> _Exercise_: All of the records below must be output exactly, with no pictures carried over.

START Exercise input

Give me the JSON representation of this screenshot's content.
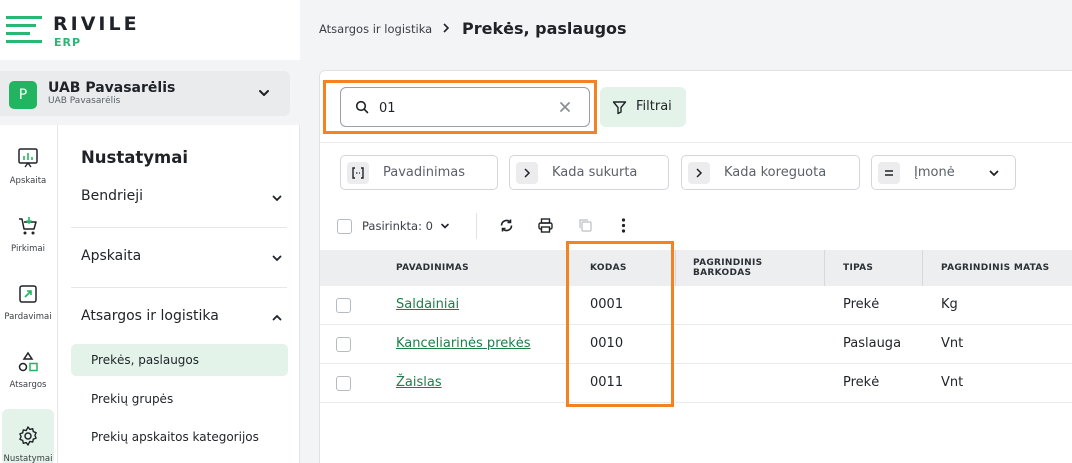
{
  "brand": {
    "name": "RIVILE",
    "sub": "ERP"
  },
  "company": {
    "badge": "P",
    "name": "UAB Pavasarėlis",
    "sub": "UAB Pavasarėlis"
  },
  "rail": [
    {
      "label": "Apskaita",
      "icon": "chart-icon"
    },
    {
      "label": "Pirkimai",
      "icon": "cart-icon"
    },
    {
      "label": "Pardavimai",
      "icon": "sales-icon"
    },
    {
      "label": "Atsargos",
      "icon": "shapes-icon"
    },
    {
      "label": "Nustatymai",
      "icon": "gear-icon"
    }
  ],
  "menu": {
    "title": "Nustatymai",
    "sections": [
      "Bendrieji",
      "Apskaita",
      "Atsargos ir logistika"
    ],
    "sub_items": [
      "Prekės, paslaugos",
      "Prekių grupės",
      "Prekių apskaitos kategorijos"
    ]
  },
  "breadcrumb": {
    "parent": "Atsargos ir logistika",
    "current": "Prekės, paslaugos"
  },
  "search": {
    "value": "01",
    "placeholder": ""
  },
  "filter_label": "Filtrai",
  "chips": [
    "Pavadinimas",
    "Kada sukurta",
    "Kada koreguota",
    "Įmonė"
  ],
  "selection": {
    "label": "Pasirinkta: 0"
  },
  "table": {
    "headers": [
      "PAVADINIMAS",
      "KODAS",
      "PAGRINDINIS BARKODAS",
      "TIPAS",
      "PAGRINDINIS MATAS"
    ],
    "rows": [
      {
        "name": "Saldainiai",
        "code": "0001",
        "barcode": "",
        "type": "Prekė",
        "unit": "Kg"
      },
      {
        "name": "Kanceliarinės prekės",
        "code": "0010",
        "barcode": "",
        "type": "Paslauga",
        "unit": "Vnt"
      },
      {
        "name": "Žaislas",
        "code": "0011",
        "barcode": "",
        "type": "Prekė",
        "unit": "Vnt"
      }
    ]
  },
  "colors": {
    "accent": "#22b561",
    "link": "#1d7d4b",
    "highlight": "#f58220",
    "active_bg": "#e3f3ea"
  }
}
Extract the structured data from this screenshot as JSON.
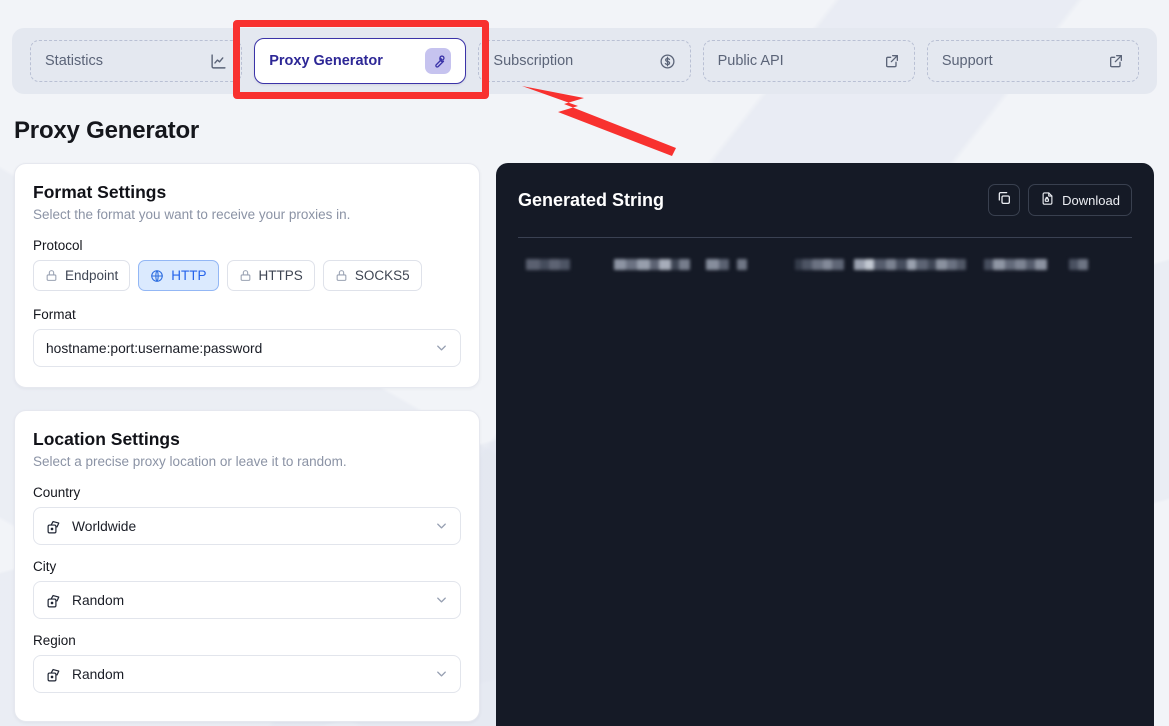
{
  "tabs": [
    {
      "label": "Statistics",
      "icon": "chart-icon",
      "active": false
    },
    {
      "label": "Proxy Generator",
      "icon": "wrench-icon",
      "active": true
    },
    {
      "label": "Subscription",
      "icon": "dollar-circle-icon",
      "active": false
    },
    {
      "label": "Public API",
      "icon": "external-link-icon",
      "active": false
    },
    {
      "label": "Support",
      "icon": "external-link-icon",
      "active": false
    }
  ],
  "page": {
    "title": "Proxy Generator"
  },
  "format_settings": {
    "title": "Format Settings",
    "subtitle": "Select the format you want to receive your proxies in.",
    "protocol_label": "Protocol",
    "protocols": [
      {
        "label": "Endpoint",
        "icon": "lock-icon",
        "selected": false
      },
      {
        "label": "HTTP",
        "icon": "globe-icon",
        "selected": true
      },
      {
        "label": "HTTPS",
        "icon": "lock-icon",
        "selected": false
      },
      {
        "label": "SOCKS5",
        "icon": "lock-icon",
        "selected": false
      }
    ],
    "format_label": "Format",
    "format_value": "hostname:port:username:password"
  },
  "location_settings": {
    "title": "Location Settings",
    "subtitle": "Select a precise proxy location or leave it to random.",
    "fields": [
      {
        "label": "Country",
        "value": "Worldwide",
        "icon": "dice-icon"
      },
      {
        "label": "City",
        "value": "Random",
        "icon": "dice-icon"
      },
      {
        "label": "Region",
        "value": "Random",
        "icon": "dice-icon"
      }
    ]
  },
  "generated": {
    "title": "Generated String",
    "copy_icon": "copy-icon",
    "download_label": "Download",
    "download_icon": "file-lock-icon",
    "content_state": "redacted"
  },
  "annotations": {
    "highlight_color": "#f8312f",
    "highlight_target": "Proxy Generator",
    "arrow_color": "#f8312f"
  },
  "colors": {
    "page_background": "#f2f4f8",
    "tabbar_background": "#e4e8f0",
    "active_tab_border": "#3b33a8",
    "active_tab_text": "#2d2796",
    "protocol_selected_bg": "#dbeafe",
    "protocol_selected_text": "#2563eb",
    "dark_panel": "#151a26"
  }
}
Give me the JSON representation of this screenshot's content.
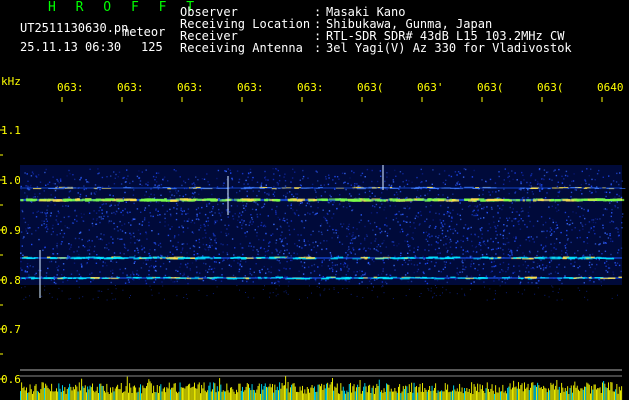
{
  "brand": "H R O F F T",
  "file": {
    "name": "UT2511130630.pn",
    "tag": "meteor",
    "datetime": "25.11.13 06:30",
    "count": "125"
  },
  "info": [
    {
      "label": "Observer",
      "value": "Masaki Kano"
    },
    {
      "label": "Receiving Location",
      "value": "Shibukawa, Gunma, Japan"
    },
    {
      "label": "Receiver",
      "value": "RTL-SDR SDR# 43dB L15 103.2MHz CW"
    },
    {
      "label": "Receiving Antenna",
      "value": "3el Yagi(V) Az 330 for Vladivostok"
    }
  ],
  "separator": ":",
  "axes": {
    "y_unit": "kHz",
    "y_ticks": [
      "1.1",
      "1.0",
      "0.9",
      "0.8",
      "0.7",
      "0.6"
    ],
    "x_ticks": [
      "063:",
      "063:",
      "063:",
      "063:",
      "063:",
      "063(",
      "063'",
      "063(",
      "063(",
      "0640"
    ]
  },
  "colors": {
    "background": "#000000",
    "label_yellow": "#ffff00",
    "brand_green": "#00ff00",
    "text_white": "#ffffff",
    "echo_blue": "#1a3cff",
    "trace_cyan": "#00e5ff"
  }
}
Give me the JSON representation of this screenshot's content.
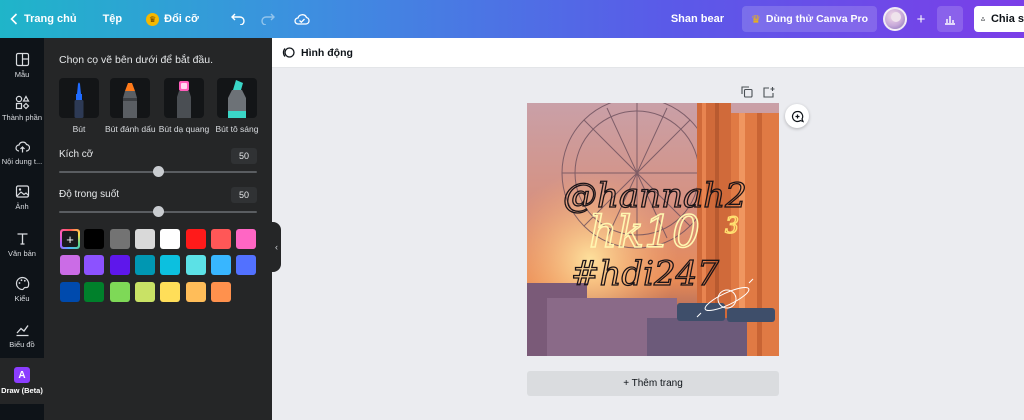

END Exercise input

> _Answer_:
Give me the JSON representation of this screenshot's content.
{
  "brand": {
    "name": "RIVILE",
    "sub": "ERP"
  },
  "company": {
    "badge": "P",
    "name": "UAB Pavasarėlis",
    "sub": "UAB Pavasarėlis"
  },
  "rail": [
    {
      "label": "Apskaita",
      "icon": "chart-icon"
    },
    {
      "label": "Pirkimai",
      "icon": "cart-icon"
    },
    {
      "label": "Pardavimai",
      "icon": "sales-icon"
    },
    {
      "label": "Atsargos",
      "icon": "shapes-icon"
    },
    {
      "label": "Nustatymai",
      "icon": "gear-icon"
    }
  ],
  "menu": {
    "title": "Nustatymai",
    "sections": [
      "Bendrieji",
      "Apskaita",
      "Atsargos ir logistika"
    ],
    "sub_items": [
      "Prekės, paslaugos",
      "Prekių grupės",
      "Prekių apskaitos kategorijos"
    ]
  },
  "breadcrumb": {
    "parent": "Atsargos ir logistika",
    "current": "Prekės, paslaugos"
  },
  "search": {
    "value": "01",
    "placeholder": ""
  },
  "filter_label": "Filtrai",
  "chips": [
    "Pavadinimas",
    "Kada sukurta",
    "Kada koreguota",
    "Įmonė"
  ],
  "selection": {
    "label": "Pasirinkta: 0"
  },
  "table": {
    "headers": [
      "PAVADINIMAS",
      "KODAS",
      "PAGRINDINIS BARKODAS",
      "TIPAS",
      "PAGRINDINIS MATAS"
    ],
    "rows": [
      {
        "name": "Saldainiai",
        "code": "0001",
        "barcode": "",
        "type": "Prekė",
        "unit": "Kg"
      },
      {
        "name": "Kanceliarinės prekės",
        "code": "0010",
        "barcode": "",
        "type": "Paslauga",
        "unit": "Vnt"
      },
      {
        "name": "Žaislas",
        "code": "0011",
        "barcode": "",
        "type": "Prekė",
        "unit": "Vnt"
      }
    ]
  },
  "colors": {
    "accent": "#22b561",
    "link": "#1d7d4b",
    "highlight": "#f58220",
    "active_bg": "#e3f3ea"
  }
}
Extract the structured data from this screenshot as JSON.
{
  "tabs": [
    {
      "label": "Statistics",
      "icon": "chart-icon",
      "active": false
    },
    {
      "label": "Proxy Generator",
      "icon": "wrench-icon",
      "active": true
    },
    {
      "label": "Subscription",
      "icon": "dollar-circle-icon",
      "active": false
    },
    {
      "label": "Public API",
      "icon": "external-link-icon",
      "active": false
    },
    {
      "label": "Support",
      "icon": "external-link-icon",
      "active": false
    }
  ],
  "page": {
    "title": "Proxy Generator"
  },
  "format_settings": {
    "title": "Format Settings",
    "subtitle": "Select the format you want to receive your proxies in.",
    "protocol_label": "Protocol",
    "protocols": [
      {
        "label": "Endpoint",
        "icon": "lock-icon",
        "selected": false
      },
      {
        "label": "HTTP",
        "icon": "globe-icon",
        "selected": true
      },
      {
        "label": "HTTPS",
        "icon": "lock-icon",
        "selected": false
      },
      {
        "label": "SOCKS5",
        "icon": "lock-icon",
        "selected": false
      }
    ],
    "format_label": "Format",
    "format_value": "hostname:port:username:password"
  },
  "location_settings": {
    "title": "Location Settings",
    "subtitle": "Select a precise proxy location or leave it to random.",
    "fields": [
      {
        "label": "Country",
        "value": "Worldwide",
        "icon": "dice-icon"
      },
      {
        "label": "City",
        "value": "Random",
        "icon": "dice-icon"
      },
      {
        "label": "Region",
        "value": "Random",
        "icon": "dice-icon"
      }
    ]
  },
  "generated": {
    "title": "Generated String",
    "copy_icon": "copy-icon",
    "download_label": "Download",
    "download_icon": "file-lock-icon",
    "content_state": "redacted"
  },
  "annotations": {
    "highlight_color": "#f8312f",
    "highlight_target": "Proxy Generator",
    "arrow_color": "#f8312f"
  },
  "colors": {
    "page_background": "#f2f4f8",
    "tabbar_background": "#e4e8f0",
    "active_tab_border": "#3b33a8",
    "active_tab_text": "#2d2796",
    "protocol_selected_bg": "#dbeafe",
    "protocol_selected_text": "#2563eb",
    "dark_panel": "#151a26"
  }
}
Give me the JSON representation of this screenshot's content.
{
  "brand": "H R O F F T",
  "file": {
    "name": "UT2511130630.pn",
    "tag": "meteor",
    "datetime": "25.11.13 06:30",
    "count": "125"
  },
  "info": [
    {
      "label": "Observer",
      "value": "Masaki Kano"
    },
    {
      "label": "Receiving Location",
      "value": "Shibukawa, Gunma, Japan"
    },
    {
      "label": "Receiver",
      "value": "RTL-SDR SDR# 43dB L15 103.2MHz CW"
    },
    {
      "label": "Receiving Antenna",
      "value": "3el Yagi(V) Az 330 for Vladivostok"
    }
  ],
  "separator": ":",
  "axes": {
    "y_unit": "kHz",
    "y_ticks": [
      "1.1",
      "1.0",
      "0.9",
      "0.8",
      "0.7",
      "0.6"
    ],
    "x_ticks": [
      "063:",
      "063:",
      "063:",
      "063:",
      "063:",
      "063(",
      "063'",
      "063(",
      "063(",
      "0640"
    ]
  },
  "colors": {
    "background": "#000000",
    "label_yellow": "#ffff00",
    "brand_green": "#00ff00",
    "text_white": "#ffffff",
    "echo_blue": "#1a3cff",
    "trace_cyan": "#00e5ff"
  }
}
Give me the JSON representation of this screenshot's content.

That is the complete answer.